  3. We are our biggest assets. None of us were born masters of our trade. Each of us has been helped along the way. Return that favor, when and where you can.
  4. We are resources for the future. As an extension of #3, share what you know. Make yourself a resource to help those that come after you.
  5. Respect defines us. Treat others as you wish to be treated. Make your discussions, criticisms and debates from a position of respectfulness. Ask yourself, is it true? Is it necessary? Is it constructive? Anything less is unacceptable.
  6. Reactions require grace. Angry responses are valid, but abusive language and vindictive actions are toxic. When something happens that offends you, handle it assertively, but be respectful. Escalate reasonably, and try to allow the offender an opportunity to explain themselves, and possibly correct the issue.
  7. Opinions are just that: opinions. Each and every one of us, due to our background and upbringing, have varying opinions. The fact of the matter, is that is perfectly acceptable. Remember this: if you respect your own opinions, you should respect the opinions of others.
  8. To err is human. You might not intend it, but mistakes do happen and contribute to build experience. Tolerate honest mistakes, and don’t hesitate to apologize if you make one yourself.

Source

PHP Code Of Conduct, Discussion

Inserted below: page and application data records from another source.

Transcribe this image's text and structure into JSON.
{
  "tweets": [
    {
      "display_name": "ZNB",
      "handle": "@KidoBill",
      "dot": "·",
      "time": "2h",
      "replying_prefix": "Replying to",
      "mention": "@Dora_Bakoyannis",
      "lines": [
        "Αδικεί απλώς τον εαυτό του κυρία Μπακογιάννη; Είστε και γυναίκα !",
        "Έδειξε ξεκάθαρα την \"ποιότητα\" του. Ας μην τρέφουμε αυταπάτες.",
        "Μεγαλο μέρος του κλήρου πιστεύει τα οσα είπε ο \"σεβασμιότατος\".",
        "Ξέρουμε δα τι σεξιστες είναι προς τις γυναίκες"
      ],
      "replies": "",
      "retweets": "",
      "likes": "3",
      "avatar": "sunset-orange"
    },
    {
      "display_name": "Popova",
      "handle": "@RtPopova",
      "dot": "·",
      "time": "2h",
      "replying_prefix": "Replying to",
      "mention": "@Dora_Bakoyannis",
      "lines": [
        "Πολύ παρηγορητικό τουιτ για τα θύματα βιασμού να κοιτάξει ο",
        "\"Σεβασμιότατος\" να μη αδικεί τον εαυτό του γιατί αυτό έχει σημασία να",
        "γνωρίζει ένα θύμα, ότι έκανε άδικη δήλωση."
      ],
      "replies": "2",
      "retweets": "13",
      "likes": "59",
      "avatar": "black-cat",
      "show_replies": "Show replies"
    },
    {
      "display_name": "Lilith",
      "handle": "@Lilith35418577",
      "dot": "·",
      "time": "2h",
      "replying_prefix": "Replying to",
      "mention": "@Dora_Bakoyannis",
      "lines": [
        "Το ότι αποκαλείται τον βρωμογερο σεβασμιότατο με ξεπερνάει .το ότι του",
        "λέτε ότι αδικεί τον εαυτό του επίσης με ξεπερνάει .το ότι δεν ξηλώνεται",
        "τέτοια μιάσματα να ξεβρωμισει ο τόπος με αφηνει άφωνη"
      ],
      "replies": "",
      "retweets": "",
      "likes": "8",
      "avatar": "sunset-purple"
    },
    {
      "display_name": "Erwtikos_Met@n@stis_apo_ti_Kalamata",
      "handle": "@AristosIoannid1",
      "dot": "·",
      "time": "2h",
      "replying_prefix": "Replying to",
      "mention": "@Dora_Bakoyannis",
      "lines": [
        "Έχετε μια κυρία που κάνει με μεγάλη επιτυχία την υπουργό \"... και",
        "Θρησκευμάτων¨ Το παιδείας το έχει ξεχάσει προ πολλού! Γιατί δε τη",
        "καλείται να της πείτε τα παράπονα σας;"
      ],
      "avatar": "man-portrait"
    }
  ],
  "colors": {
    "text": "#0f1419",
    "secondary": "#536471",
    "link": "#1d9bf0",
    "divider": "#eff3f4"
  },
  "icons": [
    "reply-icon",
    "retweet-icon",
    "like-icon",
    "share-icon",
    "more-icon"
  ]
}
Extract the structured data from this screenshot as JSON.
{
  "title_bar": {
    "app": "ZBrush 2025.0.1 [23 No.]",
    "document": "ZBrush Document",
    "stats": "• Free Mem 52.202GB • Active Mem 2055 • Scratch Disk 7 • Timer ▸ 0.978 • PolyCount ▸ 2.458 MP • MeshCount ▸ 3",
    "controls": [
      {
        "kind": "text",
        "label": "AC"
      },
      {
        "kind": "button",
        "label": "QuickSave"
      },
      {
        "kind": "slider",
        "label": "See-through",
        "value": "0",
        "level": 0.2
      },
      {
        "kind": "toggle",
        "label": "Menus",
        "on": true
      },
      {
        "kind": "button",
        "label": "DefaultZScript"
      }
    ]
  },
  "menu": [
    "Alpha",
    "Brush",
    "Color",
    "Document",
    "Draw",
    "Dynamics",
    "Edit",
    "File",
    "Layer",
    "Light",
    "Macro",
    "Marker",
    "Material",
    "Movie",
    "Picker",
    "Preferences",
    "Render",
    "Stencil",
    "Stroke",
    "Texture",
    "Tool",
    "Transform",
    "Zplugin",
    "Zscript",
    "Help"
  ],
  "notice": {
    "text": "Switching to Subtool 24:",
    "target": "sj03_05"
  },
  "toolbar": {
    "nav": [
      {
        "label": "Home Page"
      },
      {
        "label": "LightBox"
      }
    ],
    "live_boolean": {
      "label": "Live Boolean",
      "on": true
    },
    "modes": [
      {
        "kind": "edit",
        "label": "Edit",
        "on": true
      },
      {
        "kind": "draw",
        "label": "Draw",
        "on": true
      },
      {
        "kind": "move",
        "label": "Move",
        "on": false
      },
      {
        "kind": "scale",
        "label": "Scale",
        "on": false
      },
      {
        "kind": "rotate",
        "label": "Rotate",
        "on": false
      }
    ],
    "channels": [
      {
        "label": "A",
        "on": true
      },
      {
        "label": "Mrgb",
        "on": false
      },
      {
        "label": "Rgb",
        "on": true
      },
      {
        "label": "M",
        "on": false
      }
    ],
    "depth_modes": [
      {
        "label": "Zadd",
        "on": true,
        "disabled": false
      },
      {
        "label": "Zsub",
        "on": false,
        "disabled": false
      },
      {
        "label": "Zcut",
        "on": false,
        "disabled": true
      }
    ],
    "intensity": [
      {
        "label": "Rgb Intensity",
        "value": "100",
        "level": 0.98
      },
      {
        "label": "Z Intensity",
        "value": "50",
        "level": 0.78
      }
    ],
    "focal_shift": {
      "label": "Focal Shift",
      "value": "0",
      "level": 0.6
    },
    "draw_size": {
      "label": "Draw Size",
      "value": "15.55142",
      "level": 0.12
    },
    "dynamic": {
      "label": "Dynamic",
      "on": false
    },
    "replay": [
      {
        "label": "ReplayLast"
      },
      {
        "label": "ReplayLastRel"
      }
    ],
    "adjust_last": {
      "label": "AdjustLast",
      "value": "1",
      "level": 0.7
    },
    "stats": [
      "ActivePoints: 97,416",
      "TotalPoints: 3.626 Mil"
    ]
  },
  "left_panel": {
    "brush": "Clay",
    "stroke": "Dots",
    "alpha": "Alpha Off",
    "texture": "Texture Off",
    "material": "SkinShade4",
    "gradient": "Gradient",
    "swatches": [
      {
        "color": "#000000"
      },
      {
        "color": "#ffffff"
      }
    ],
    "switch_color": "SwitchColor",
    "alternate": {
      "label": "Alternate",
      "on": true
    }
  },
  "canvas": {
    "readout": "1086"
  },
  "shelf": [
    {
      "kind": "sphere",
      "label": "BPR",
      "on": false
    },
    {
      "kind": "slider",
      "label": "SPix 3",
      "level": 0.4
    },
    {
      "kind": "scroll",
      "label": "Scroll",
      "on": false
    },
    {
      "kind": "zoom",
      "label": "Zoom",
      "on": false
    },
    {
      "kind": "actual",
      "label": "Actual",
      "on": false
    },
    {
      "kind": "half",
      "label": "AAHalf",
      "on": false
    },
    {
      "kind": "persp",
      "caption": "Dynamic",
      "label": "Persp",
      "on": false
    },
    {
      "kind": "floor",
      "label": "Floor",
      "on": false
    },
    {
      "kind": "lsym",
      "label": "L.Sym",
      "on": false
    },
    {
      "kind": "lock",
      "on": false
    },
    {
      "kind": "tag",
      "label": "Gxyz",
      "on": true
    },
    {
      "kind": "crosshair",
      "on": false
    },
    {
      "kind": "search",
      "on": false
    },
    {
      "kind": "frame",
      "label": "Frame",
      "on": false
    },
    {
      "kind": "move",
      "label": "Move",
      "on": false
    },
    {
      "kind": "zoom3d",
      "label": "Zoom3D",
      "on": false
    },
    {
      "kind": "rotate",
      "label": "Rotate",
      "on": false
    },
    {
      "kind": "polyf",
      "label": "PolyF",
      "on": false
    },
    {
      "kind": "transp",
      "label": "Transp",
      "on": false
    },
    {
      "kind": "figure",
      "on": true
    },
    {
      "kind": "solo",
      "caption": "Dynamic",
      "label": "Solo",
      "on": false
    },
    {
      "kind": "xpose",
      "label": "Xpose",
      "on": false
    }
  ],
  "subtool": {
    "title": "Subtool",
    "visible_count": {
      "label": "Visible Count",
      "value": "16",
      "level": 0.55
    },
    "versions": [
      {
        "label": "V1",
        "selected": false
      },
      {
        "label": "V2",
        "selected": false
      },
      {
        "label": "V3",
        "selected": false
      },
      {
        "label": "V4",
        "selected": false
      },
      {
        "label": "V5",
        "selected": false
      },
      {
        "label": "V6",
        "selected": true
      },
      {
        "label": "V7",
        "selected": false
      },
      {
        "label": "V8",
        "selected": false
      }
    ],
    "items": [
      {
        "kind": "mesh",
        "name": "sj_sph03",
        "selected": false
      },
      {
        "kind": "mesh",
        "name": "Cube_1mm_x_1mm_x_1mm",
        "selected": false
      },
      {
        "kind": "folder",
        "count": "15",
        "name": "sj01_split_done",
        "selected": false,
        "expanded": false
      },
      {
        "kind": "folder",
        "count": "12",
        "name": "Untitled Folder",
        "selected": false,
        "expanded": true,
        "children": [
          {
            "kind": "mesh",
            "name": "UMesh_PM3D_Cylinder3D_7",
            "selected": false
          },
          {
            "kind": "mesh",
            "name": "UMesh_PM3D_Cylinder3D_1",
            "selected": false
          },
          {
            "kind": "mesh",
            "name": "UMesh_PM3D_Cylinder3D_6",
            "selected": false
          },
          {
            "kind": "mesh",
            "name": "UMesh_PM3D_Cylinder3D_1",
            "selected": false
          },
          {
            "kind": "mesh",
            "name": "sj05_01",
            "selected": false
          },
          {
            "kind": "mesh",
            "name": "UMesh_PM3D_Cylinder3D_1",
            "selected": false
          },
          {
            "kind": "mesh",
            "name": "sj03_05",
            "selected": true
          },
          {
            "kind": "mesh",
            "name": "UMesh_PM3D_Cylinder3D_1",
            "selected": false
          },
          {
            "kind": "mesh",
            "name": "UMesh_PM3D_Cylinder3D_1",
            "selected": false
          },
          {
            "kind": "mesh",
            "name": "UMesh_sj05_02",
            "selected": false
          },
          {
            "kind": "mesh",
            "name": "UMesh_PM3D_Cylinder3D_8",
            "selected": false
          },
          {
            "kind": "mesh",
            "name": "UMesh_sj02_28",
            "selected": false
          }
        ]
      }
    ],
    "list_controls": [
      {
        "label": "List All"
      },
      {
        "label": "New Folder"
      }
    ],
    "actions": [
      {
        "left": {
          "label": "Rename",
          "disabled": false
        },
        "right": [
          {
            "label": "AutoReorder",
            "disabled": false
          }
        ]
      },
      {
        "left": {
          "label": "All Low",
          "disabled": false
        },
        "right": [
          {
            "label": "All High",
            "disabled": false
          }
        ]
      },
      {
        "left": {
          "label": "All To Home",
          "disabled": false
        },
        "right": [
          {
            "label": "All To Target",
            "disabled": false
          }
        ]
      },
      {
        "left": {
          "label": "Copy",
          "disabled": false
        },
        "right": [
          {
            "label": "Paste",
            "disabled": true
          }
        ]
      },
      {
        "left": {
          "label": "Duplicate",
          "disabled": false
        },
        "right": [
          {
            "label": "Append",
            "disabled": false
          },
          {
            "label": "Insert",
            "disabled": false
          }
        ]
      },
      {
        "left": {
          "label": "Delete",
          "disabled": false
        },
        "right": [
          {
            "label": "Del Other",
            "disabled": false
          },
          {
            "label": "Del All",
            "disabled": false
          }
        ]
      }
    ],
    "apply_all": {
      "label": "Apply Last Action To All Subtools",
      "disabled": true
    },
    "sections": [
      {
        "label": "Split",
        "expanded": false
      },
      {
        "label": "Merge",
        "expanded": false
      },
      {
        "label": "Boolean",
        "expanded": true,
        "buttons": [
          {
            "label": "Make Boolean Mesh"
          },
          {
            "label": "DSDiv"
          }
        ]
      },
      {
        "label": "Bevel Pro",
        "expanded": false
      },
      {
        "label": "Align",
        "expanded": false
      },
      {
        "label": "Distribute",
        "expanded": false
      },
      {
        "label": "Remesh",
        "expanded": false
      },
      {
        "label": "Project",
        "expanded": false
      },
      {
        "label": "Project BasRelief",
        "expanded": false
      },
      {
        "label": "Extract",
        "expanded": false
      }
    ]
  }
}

« I note that after much hue and cry, and many arguments, I still do not know what color this bikeshed will be.

I feel I have been informed of the many examples of problems with colors, cultural relevance of specific hues, details of paint techniques, anecdotes of past experiences with varying colors, larger socio-economic issues reflected through color choices, philosophy of colors, philosophy *about* the philosophy of color, legal and moral issues confronted during color evaluation, the impact of other bikeshed color choices, and how specific colors (and patterns) are under-represented, the finer details of paint application personel selection, and how certain colors are representative of larger social issues being played out in microcosms in individual environments…

….but I still do not know what color this bikeshed will be.

Please advise. »

Source.